Porterdale raises taxes, lays off staff
Tax rate increased by 2 mills, employees get furlough days
Declining property values continue to hit Porterdale hard and will force the city to raise its property tax rate by 2 mills, lay off two city workers and add 12 furlough days.
The city council approved those measures at Tuesday’s called meeting to make up for less-than-expected revenues mid way through its Jan. 1 to Dec. 31 budget year.
The 2-mill increase would be a $41 tax hike on a property with an assessed value of $20,440, the average property value in Porterdale, City Clerk Judy Johnson said.
“ This increase was the last thing we wanted, but it was still necessary,” Johnson said. “ We tried to cut ourselves back as much as we could before bringing ( increases) to the citizens.”
The city had budgeted to collect $ 984,733 from its revenue streams including property taxes, traffic tickets and other fees, this year.
Laying off two employees will save the city about $ 30,000 during the remainder of the budget year. No specific positions were discussed, but council members expressed dissatisfaction at having to let anyone go.
City Manager Bob Thomson said that eventually no more cuts can be made or the city will not be able to function properly.
Councilwoman Arline Chapman agreed and said members of the community need to start giving back by volunteering, which could help to alleviate budget costs and reduce the need for cuts.
One person in attendance said that he could easily dedicate four hours of his week to working on the city’s needs, such as mowing the public grass.

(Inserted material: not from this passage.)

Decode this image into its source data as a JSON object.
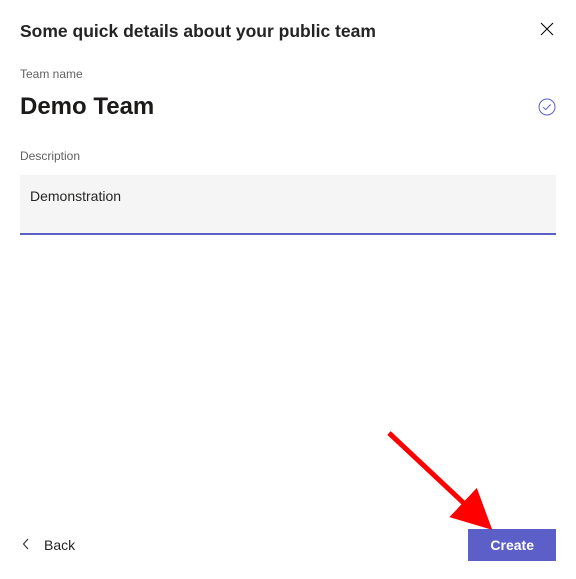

“ If every citizen could take small steps like that, it helps because we are taking cuts everywhere,” Johnson said.
The 12 furlough days are projected to save the city about $ 17,000.
If revenues increase later in the year, the council will decide whether it wants to bring the positions back or reduce the number of furlough days.
Mark Hardison, the city’s auditor, gave a presentation on the 2010 budget audit, saying the city’s fund balance is not as strong as it needs to be, but it is much better than being in a deficit.
He said the city was over its budget until it made budget amendments earlier this year. According to Hardison, the city needs to fix its payroll and make some changes to water bills, after which its funds will be more balanced.